---------- Given information ----------

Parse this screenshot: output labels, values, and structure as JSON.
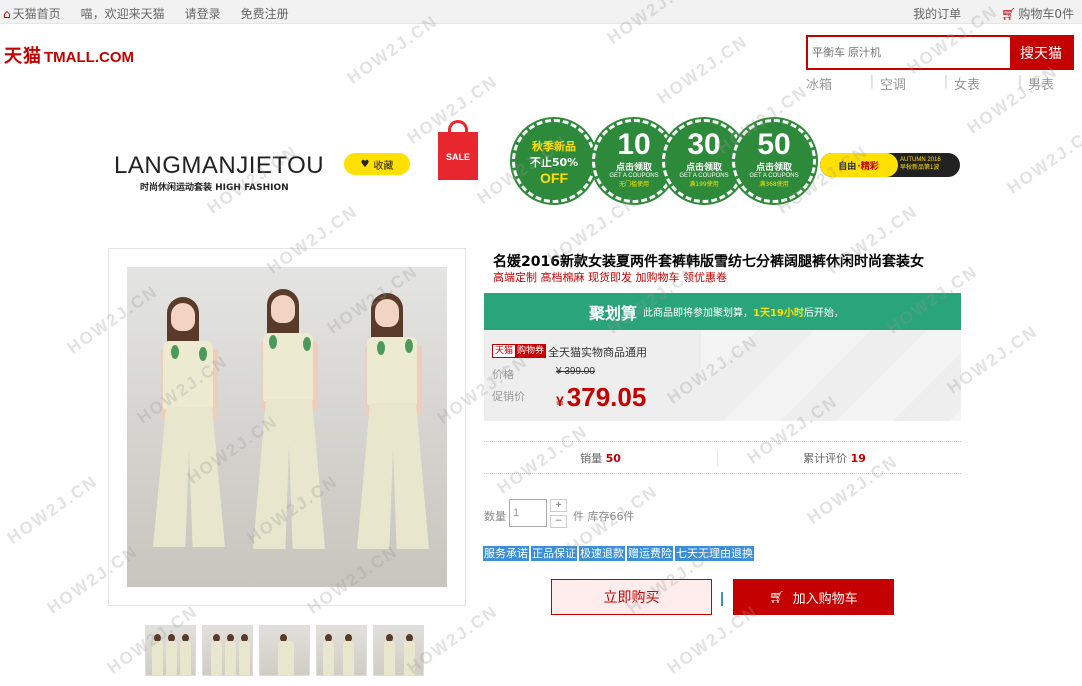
{
  "topbar": {
    "home": "天猫首页",
    "welcome": "喵，欢迎来天猫",
    "login": "请登录",
    "register": "免费注册",
    "my_orders": "我的订单",
    "cart": "购物车0件"
  },
  "logo": {
    "cn": "天猫",
    "en": "TMALL.COM"
  },
  "search": {
    "placeholder": "平衡车 原汁机",
    "button": "搜天猫"
  },
  "hotwords": [
    "冰箱",
    "空调",
    "女表",
    "男表"
  ],
  "banner": {
    "brand": "LANGMANJIETOU",
    "brand_sub": "时尚休闲运动套装 HIGH FASHION",
    "favorite": "收藏",
    "sale": "SALE",
    "first_coupon": {
      "line1": "秋季新品",
      "line2": "不止50%",
      "line3": "OFF"
    },
    "coupons": [
      {
        "amount": "10",
        "action": "点击领取",
        "en": "GET A COUPONS",
        "cond": "无门槛使用"
      },
      {
        "amount": "30",
        "action": "点击领取",
        "en": "GET A COUPONS",
        "cond": "满199使用"
      },
      {
        "amount": "50",
        "action": "点击领取",
        "en": "GET A COUPONS",
        "cond": "满368使用"
      }
    ],
    "pill": {
      "a": "自由",
      "b": "·精彩",
      "c": "AUTUMN 2016",
      "d": "早秋新品第1波"
    }
  },
  "product": {
    "title": "名媛2016新款女装夏两件套裤韩版雪纺七分裤阔腿裤休闲时尚套装女",
    "subtitle": "高端定制 高档棉麻 现货即发 加购物车 领优惠卷",
    "juhuasuan": {
      "name": "聚划算",
      "text_before": "此商品即将参加聚划算，",
      "highlight": "1天19小时",
      "text_after": "后开始，"
    },
    "tag_tmall": "天猫",
    "tag_coupon": "购物券",
    "coupon_text": "全天猫实物商品通用",
    "price_label": "价格",
    "original_price": "¥ 399.00",
    "promo_label": "促销价",
    "currency": "¥",
    "promo_price": "379.05",
    "sales_label": "销量",
    "sales": "50",
    "reviews_label": "累计评价",
    "reviews": "19",
    "qty_label": "数量",
    "qty_value": "1",
    "stock": "件 库存66件",
    "promises": [
      "服务承诺",
      "正品保证",
      "极速退款",
      "赠运费险",
      "七天无理由退换"
    ],
    "buy_now": "立即购买",
    "add_cart": "加入购物车"
  },
  "watermark": "HOW2J.CN",
  "colors": {
    "brand": "#c40000",
    "juhuasuan": "#2aa47a",
    "promise": "#3b8fd8"
  }
}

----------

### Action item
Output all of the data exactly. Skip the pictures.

### Answer area
Parse this screenshot: output labels, values, and structure as JSON.
{
  "topbar": {
    "home": "天猫首页",
    "welcome": "喵，欢迎来天猫",
    "login": "请登录",
    "register": "免费注册",
    "my_orders": "我的订单",
    "cart": "购物车0件"
  },
  "logo": {
    "cn": "天猫",
    "en": "TMALL.COM"
  },
  "search": {
    "placeholder": "平衡车 原汁机",
    "button": "搜天猫"
  },
  "hotwords": [
    "冰箱",
    "空调",
    "女表",
    "男表"
  ],
  "banner": {
    "brand": "LANGMANJIETOU",
    "brand_sub": "时尚休闲运动套装 HIGH FASHION",
    "favorite": "收藏",
    "sale": "SALE",
    "first_coupon": {
      "line1": "秋季新品",
      "line2": "不止50%",
      "line3": "OFF"
    },
    "coupons": [
      {
        "amount": "10",
        "action": "点击领取",
        "en": "GET A COUPONS",
        "cond": "无门槛使用"
      },
      {
        "amount": "30",
        "action": "点击领取",
        "en": "GET A COUPONS",
        "cond": "满199使用"
      },
      {
        "amount": "50",
        "action": "点击领取",
        "en": "GET A COUPONS",
        "cond": "满368使用"
      }
    ],
    "pill": {
      "a": "自由",
      "b": "·精彩",
      "c": "AUTUMN 2016",
      "d": "早秋新品第1波"
    }
  },
  "product": {
    "title": "名媛2016新款女装夏两件套裤韩版雪纺七分裤阔腿裤休闲时尚套装女",
    "subtitle": "高端定制 高档棉麻 现货即发 加购物车 领优惠卷",
    "juhuasuan": {
      "name": "聚划算",
      "text_before": "此商品即将参加聚划算，",
      "highlight": "1天19小时",
      "text_after": "后开始，"
    },
    "tag_tmall": "天猫",
    "tag_coupon": "购物券",
    "coupon_text": "全天猫实物商品通用",
    "price_label": "价格",
    "original_price": "¥ 399.00",
    "promo_label": "促销价",
    "currency": "¥",
    "promo_price": "379.05",
    "sales_label": "销量",
    "sales": "50",
    "reviews_label": "累计评价",
    "reviews": "19",
    "qty_label": "数量",
    "qty_value": "1",
    "stock": "件 库存66件",
    "promises": [
      "服务承诺",
      "正品保证",
      "极速退款",
      "赠运费险",
      "七天无理由退换"
    ],
    "buy_now": "立即购买",
    "add_cart": "加入购物车"
  },
  "watermark": "HOW2J.CN",
  "colors": {
    "brand": "#c40000",
    "juhuasuan": "#2aa47a",
    "promise": "#3b8fd8"
  }
}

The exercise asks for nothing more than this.